The small, mountainous nation of Lesotho is heavily afflicted by the HIV/AIDS epidemic; approximately 23 percent of its population suffers from the virus and other infectious diseases that can stem from it, such as tuberculosis.
Medical personnel, working with as few as five physicians per 100,000 people, are faced with enormous challenges when providing health care services. The ability to access online medical records, perform health assessments using advanced medical equipment, and provide around the clock care are critical in diagnosing and treating patients that often seek care from clinics in different locations.
In 2008, SELF teamed with Partners In Health (PIH), an international medical organization committed to improving the health of the poor and marginalized, to incorporate solar power into its health clinics to provide the additional electricity needed to power a network of computers connected by VSAT (Very Small Aperture Terminal) satellites that reliably transfer video, voice and data. This first phase of the partnership led to the installation of 2 kW solar electric systems at each of four PIH clinics.

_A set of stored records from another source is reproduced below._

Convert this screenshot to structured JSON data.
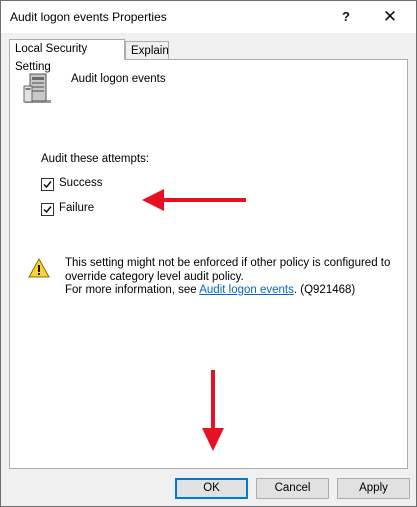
{
  "window": {
    "title": "Audit logon events Properties",
    "help_label": "?",
    "close_label": "✕"
  },
  "tabs": [
    {
      "label": "Local Security Setting"
    },
    {
      "label": "Explain"
    }
  ],
  "policy": {
    "name": "Audit logon events"
  },
  "audit": {
    "heading": "Audit these attempts:",
    "options": [
      {
        "label": "Success",
        "checked": true
      },
      {
        "label": "Failure",
        "checked": true
      }
    ]
  },
  "warning": {
    "line1": "This setting might not be enforced if other policy is configured to",
    "line2": "override category level audit policy.",
    "line3_prefix": "For more information, see ",
    "link_text": "Audit logon events",
    "line3_suffix": ". (Q921468)"
  },
  "buttons": {
    "ok": "OK",
    "cancel": "Cancel",
    "apply": "Apply"
  },
  "colors": {
    "annotation_arrow": "#e81123",
    "link": "#0066cc",
    "accent": "#0078d7"
  }
}
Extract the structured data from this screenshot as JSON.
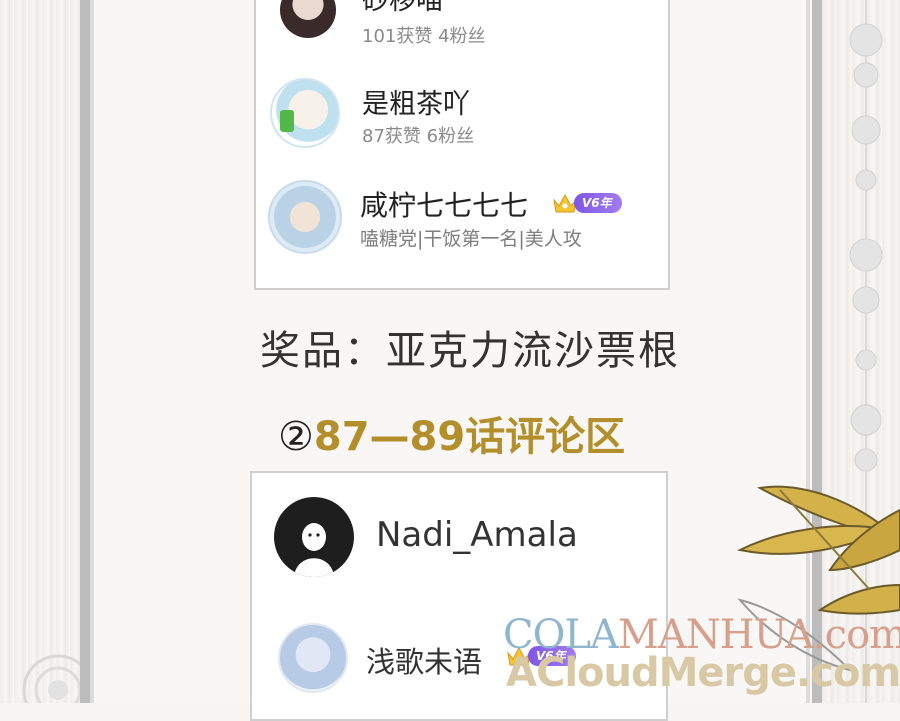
{
  "top_card": {
    "users": [
      {
        "name": "砂移喵",
        "stats": "101获赞 4粉丝"
      },
      {
        "name": "是粗茶吖",
        "stats": "87获赞 6粉丝"
      },
      {
        "name": "咸柠七七七七",
        "stats": "嗑糖党|干饭第一名|美人攻",
        "badge": "V6年"
      }
    ]
  },
  "prize_text": "奖品：亚克力流沙票根",
  "section": {
    "circle": "②",
    "title": "87—89话评论区"
  },
  "bottom_card": {
    "users": [
      {
        "name": "Nadi_Amala"
      },
      {
        "name": "浅歌未语",
        "badge": "V6年"
      }
    ]
  },
  "watermark": {
    "line1_a": "COLA",
    "line1_b": "MANHUA.com",
    "line2": "ACloudMerge.com"
  },
  "colors": {
    "gold": "#b38f2b",
    "badge_purple": "#8b63ea"
  }
}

Phase two of the project was implemented in 2010, adding 3 kW of power to each of the phase one systems and installed new, 2 kW solar systems at each of three additional PIH clinics. This was made possible in large part by support from the SunPower Foundation, a nonprofit organization created by the SunPower Corporation to work with global partners to accelerate the adoption of renewable energy.
The results of these projects – new communications systems, improved access to health records, installation of new x-ray machines to diagnose tuberculosis, extended run-time of medical equipment, and the implementation of critical lighting – not only contribute to the success of the PIH medical staff in providing long-term, quality medical services that are faster and more accurate, but also provide certainty to the women, men and children of Lesotho that they have access to the types of health care needed to combat disease.